There are older persons who need protection from exploitation by forces in society, sometimes from relatives, and even from themselves. Though, this is not the case by means of the overwhelming preponderance of older persons who are not only able of self-determination but be adamant on uphold their independence and dignity, even in the face of bodily complexity.
The fact is that older persons are like everyone else. They seek independence and participation in choice making. They do not distinguish themselves as clients or patients. They are not willing to dump their decision for the decision of others and want to uphold control of their own fate (Adams R. G. 2005, 222-227).

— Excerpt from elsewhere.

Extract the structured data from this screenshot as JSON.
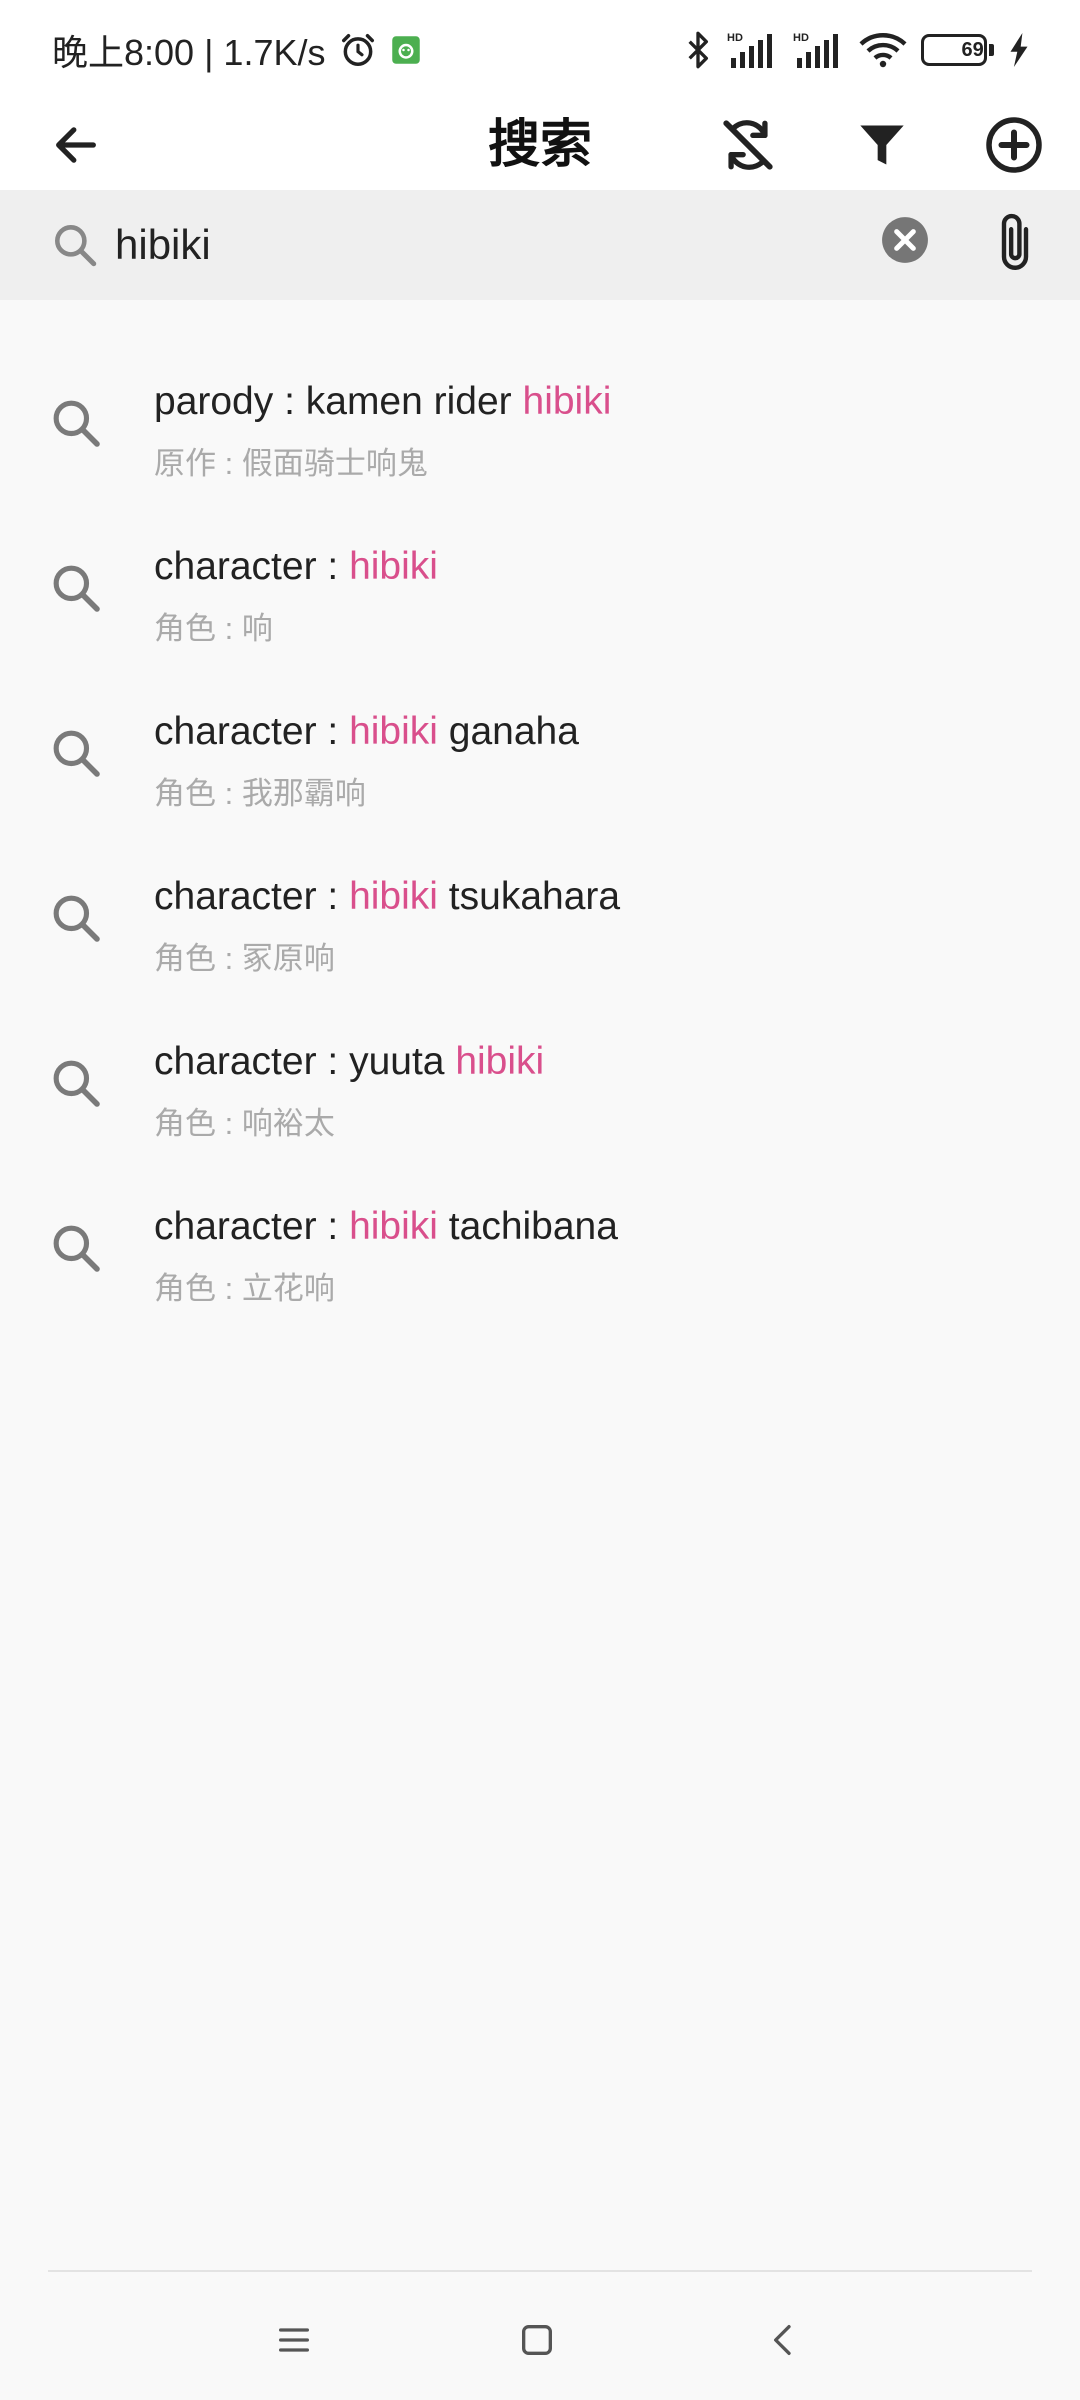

In recent years, a new occupational group has been created to work with older persons. Known as "case" or "care" managers, these individuals can work with a wide range of clients. Ideally, they can operate with the same concern for self-determination that social case workers demonstrated in earlier times. Yet they can also be vested with power and decision making by the bureaucracies that employ them making decisions for people rather than responding to the wishes of their clients. The dilemma is real and can be modified by clear appeal procedures, empowerment education for clients, and ombudsmen with sufficient leverage to challenge case managers. ...Show more